In charge of managing The Autistic Press, ASAN's micropress, seeing manuscripts through the entire publication process.
Worked one-on-one with Illinois State University students to plan, write and revise writing assignments. Areas of specialization include Chicago Manual of Style usage, AP style, and working with English language learners.
Instructor for THD-152, a general education course that provides a hands-on introduction to the creation of theatre as well as a grounding in basic concepts and performance analysis. Guided students in the completion of various writing assignments, provided ongoing feedback, and held frequent office hours for tutoring.
Proofread, annotated, and indexed encyclopedia articles contributed by scholars in preparation for publication.
Edited newspaper articles for grammar and AP style and formatted them for publication. Contributed articles.

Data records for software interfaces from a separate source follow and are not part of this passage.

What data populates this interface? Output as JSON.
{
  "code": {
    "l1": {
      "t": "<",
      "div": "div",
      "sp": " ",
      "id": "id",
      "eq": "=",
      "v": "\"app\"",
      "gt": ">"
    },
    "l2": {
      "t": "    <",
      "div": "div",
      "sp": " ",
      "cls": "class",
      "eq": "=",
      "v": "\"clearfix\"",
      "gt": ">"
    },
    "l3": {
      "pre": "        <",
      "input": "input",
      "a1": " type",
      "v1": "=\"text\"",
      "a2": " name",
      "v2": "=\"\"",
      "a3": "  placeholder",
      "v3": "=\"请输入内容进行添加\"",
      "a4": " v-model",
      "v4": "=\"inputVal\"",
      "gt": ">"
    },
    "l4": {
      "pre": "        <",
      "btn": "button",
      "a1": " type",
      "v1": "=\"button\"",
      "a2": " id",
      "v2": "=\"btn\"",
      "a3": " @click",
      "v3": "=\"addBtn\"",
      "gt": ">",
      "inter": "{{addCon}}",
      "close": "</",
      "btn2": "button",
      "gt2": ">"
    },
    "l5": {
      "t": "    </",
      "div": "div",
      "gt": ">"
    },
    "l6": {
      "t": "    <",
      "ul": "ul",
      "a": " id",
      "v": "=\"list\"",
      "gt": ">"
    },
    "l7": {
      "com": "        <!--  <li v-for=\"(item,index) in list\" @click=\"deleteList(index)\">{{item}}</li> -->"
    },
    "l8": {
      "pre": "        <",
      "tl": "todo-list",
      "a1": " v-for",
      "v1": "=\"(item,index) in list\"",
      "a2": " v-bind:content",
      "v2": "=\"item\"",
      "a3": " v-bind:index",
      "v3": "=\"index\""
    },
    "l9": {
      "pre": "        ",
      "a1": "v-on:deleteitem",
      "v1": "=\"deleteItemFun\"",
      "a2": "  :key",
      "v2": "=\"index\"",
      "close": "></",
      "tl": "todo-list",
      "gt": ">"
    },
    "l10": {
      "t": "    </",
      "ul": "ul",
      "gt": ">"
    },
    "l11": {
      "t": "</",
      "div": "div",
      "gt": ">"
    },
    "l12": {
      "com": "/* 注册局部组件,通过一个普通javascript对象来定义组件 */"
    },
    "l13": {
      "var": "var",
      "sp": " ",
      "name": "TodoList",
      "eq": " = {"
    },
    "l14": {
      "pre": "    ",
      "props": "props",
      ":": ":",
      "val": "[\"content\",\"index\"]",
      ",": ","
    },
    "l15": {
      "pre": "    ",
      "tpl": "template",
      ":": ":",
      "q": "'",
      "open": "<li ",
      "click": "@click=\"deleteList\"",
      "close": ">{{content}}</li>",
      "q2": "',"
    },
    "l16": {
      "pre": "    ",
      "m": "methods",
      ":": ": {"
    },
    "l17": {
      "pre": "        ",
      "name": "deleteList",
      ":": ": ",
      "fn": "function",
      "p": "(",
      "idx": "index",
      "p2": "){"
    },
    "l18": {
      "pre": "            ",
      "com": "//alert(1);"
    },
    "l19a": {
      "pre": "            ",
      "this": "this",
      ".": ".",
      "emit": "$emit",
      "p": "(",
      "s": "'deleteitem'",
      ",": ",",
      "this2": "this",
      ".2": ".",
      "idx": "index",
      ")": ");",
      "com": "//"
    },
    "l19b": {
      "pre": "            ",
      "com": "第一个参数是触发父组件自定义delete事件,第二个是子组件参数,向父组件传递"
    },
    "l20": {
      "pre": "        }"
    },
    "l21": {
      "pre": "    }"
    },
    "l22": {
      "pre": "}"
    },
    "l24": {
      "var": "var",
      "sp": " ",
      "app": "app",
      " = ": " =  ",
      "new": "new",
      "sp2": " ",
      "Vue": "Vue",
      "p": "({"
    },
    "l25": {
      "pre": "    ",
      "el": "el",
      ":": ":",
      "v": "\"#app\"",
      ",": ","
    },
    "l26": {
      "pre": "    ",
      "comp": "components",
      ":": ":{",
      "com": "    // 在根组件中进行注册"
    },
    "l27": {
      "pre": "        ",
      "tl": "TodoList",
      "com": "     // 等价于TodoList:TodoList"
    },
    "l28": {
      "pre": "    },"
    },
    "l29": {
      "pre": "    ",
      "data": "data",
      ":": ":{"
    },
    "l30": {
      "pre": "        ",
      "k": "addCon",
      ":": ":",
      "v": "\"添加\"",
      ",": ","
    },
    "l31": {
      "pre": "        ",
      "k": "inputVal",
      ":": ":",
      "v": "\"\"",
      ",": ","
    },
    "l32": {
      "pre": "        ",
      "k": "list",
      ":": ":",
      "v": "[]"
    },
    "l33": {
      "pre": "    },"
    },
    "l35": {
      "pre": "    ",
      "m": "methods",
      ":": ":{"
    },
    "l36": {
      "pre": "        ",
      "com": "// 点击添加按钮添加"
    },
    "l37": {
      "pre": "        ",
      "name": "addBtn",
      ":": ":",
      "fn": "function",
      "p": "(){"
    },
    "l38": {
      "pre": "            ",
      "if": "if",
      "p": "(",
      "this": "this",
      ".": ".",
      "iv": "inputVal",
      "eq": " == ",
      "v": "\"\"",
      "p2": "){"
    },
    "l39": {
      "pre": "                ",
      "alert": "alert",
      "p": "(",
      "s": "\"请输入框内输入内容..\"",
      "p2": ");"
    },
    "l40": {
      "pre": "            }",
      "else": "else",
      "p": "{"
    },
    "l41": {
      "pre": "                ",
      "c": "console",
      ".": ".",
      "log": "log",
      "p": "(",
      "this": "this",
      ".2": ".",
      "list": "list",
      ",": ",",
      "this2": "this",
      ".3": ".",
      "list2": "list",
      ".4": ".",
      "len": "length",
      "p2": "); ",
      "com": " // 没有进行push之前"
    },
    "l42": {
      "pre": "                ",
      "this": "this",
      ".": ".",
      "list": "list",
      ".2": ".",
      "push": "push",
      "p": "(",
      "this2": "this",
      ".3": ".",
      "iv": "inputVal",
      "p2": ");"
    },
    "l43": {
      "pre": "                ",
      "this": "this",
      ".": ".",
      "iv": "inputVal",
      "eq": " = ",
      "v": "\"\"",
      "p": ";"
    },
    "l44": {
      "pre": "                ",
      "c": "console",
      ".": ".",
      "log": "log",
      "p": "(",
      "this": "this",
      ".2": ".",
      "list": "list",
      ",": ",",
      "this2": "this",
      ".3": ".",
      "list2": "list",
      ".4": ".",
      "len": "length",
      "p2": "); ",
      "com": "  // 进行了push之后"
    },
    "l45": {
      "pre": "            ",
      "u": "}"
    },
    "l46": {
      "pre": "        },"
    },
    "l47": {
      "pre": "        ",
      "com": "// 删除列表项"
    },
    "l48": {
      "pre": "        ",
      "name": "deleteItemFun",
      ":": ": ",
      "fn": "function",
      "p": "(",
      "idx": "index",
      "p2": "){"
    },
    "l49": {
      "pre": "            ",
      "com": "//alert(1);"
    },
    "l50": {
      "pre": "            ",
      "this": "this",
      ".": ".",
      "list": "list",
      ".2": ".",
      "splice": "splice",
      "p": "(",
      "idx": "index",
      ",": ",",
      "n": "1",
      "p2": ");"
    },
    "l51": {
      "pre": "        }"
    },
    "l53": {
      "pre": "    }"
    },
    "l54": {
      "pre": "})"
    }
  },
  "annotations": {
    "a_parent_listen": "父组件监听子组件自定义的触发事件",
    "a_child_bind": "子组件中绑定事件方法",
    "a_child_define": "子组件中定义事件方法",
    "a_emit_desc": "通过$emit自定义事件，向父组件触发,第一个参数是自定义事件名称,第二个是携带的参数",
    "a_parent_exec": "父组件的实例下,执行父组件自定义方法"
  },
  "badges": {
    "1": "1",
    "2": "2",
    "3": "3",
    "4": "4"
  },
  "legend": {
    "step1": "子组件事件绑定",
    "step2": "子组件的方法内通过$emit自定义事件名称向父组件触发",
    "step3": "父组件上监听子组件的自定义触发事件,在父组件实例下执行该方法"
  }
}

As American university theatre departments continue to push for “inclusivity” and more “diverse” texts within their curriculums, their staging practices often remain anchored to the exclusive and homogenizing proscenium space of the 19th century. Particularly drawing on Una Chaudhuri’s writings on theatrical geopathology, this paper examines the incompatibility of the proscenium theatre space with modern multicultural American texts. Furthermore, by using Illinois State University’s recent production of Naomi Iizuka’s play Anon(ymous) as a case study, it aims to illuminate the gulf between the theory and practice of multiculturalism in a university theatre setting – through textual and performance analysis combined with an investigation into the history, politics, language and visual art of the proscenium space as a hegemonic tool.